Description of the task: All of the records below are to be copied exactly.

Dataset rows describing interfaces:
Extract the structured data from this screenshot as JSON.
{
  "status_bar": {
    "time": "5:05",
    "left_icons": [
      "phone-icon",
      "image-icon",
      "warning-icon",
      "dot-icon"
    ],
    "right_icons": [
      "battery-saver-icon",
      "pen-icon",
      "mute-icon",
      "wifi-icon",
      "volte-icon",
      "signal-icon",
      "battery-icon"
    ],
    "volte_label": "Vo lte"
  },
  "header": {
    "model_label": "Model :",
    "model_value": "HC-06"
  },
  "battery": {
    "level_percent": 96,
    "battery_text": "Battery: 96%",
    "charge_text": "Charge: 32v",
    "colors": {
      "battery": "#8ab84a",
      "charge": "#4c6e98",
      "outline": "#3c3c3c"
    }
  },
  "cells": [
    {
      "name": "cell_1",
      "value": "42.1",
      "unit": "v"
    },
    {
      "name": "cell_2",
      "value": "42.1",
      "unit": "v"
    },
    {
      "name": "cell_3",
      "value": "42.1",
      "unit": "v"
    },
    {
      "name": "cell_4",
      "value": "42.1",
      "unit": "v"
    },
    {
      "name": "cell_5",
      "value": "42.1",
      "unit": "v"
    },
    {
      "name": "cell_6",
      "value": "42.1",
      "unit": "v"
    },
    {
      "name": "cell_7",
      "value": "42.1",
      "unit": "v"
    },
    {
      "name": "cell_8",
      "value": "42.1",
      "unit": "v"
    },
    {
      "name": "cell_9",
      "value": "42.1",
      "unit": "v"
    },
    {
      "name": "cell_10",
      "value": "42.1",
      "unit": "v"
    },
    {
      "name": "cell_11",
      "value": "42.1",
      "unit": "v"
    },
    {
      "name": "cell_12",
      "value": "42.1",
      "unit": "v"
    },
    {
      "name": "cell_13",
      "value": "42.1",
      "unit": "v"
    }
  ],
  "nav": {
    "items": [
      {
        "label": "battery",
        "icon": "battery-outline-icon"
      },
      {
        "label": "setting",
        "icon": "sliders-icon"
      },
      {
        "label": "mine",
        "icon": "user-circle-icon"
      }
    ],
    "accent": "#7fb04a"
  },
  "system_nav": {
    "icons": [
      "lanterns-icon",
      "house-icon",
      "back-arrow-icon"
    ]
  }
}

Written reply:
Extract the structured data from this screenshot as JSON.
{
  "status_bar": {
    "time": "5:05",
    "left_icons": [
      "phone-icon",
      "image-icon",
      "warning-icon",
      "dot-icon"
    ],
    "right_icons": [
      "battery-saver-icon",
      "pen-icon",
      "mute-icon",
      "wifi-icon",
      "volte-icon",
      "signal-icon",
      "battery-icon"
    ],
    "volte_label": "Vo lte"
  },
  "header": {
    "model_label": "Model :",
    "model_value": "HC-06"
  },
  "battery": {
    "level_percent": 96,
    "battery_text": "Battery: 96%",
    "charge_text": "Charge: 32v",
    "colors": {
      "battery": "#8ab84a",
      "charge": "#4c6e98",
      "outline": "#3c3c3c"
    }
  },
  "cells": [
    {
      "name": "cell_1",
      "value": "42.1",
      "unit": "v"
    },
    {
      "name": "cell_2",
      "value": "42.1",
      "unit": "v"
    },
    {
      "name": "cell_3",
      "value": "42.1",
      "unit": "v"
    },
    {
      "name": "cell_4",
      "value": "42.1",
      "unit": "v"
    },
    {
      "name": "cell_5",
      "value": "42.1",
      "unit": "v"
    },
    {
      "name": "cell_6",
      "value": "42.1",
      "unit": "v"
    },
    {
      "name": "cell_7",
      "value": "42.1",
      "unit": "v"
    },
    {
      "name": "cell_8",
      "value": "42.1",
      "unit": "v"
    },
    {
      "name": "cell_9",
      "value": "42.1",
      "unit": "v"
    },
    {
      "name": "cell_10",
      "value": "42.1",
      "unit": "v"
    },
    {
      "name": "cell_11",
      "value": "42.1",
      "unit": "v"
    },
    {
      "name": "cell_12",
      "value": "42.1",
      "unit": "v"
    },
    {
      "name": "cell_13",
      "value": "42.1",
      "unit": "v"
    }
  ],
  "nav": {
    "items": [
      {
        "label": "battery",
        "icon": "battery-outline-icon"
      },
      {
        "label": "setting",
        "icon": "sliders-icon"
      },
      {
        "label": "mine",
        "icon": "user-circle-icon"
      }
    ],
    "accent": "#7fb04a"
  },
  "system_nav": {
    "icons": [
      "lanterns-icon",
      "house-icon",
      "back-arrow-icon"
    ]
  }
}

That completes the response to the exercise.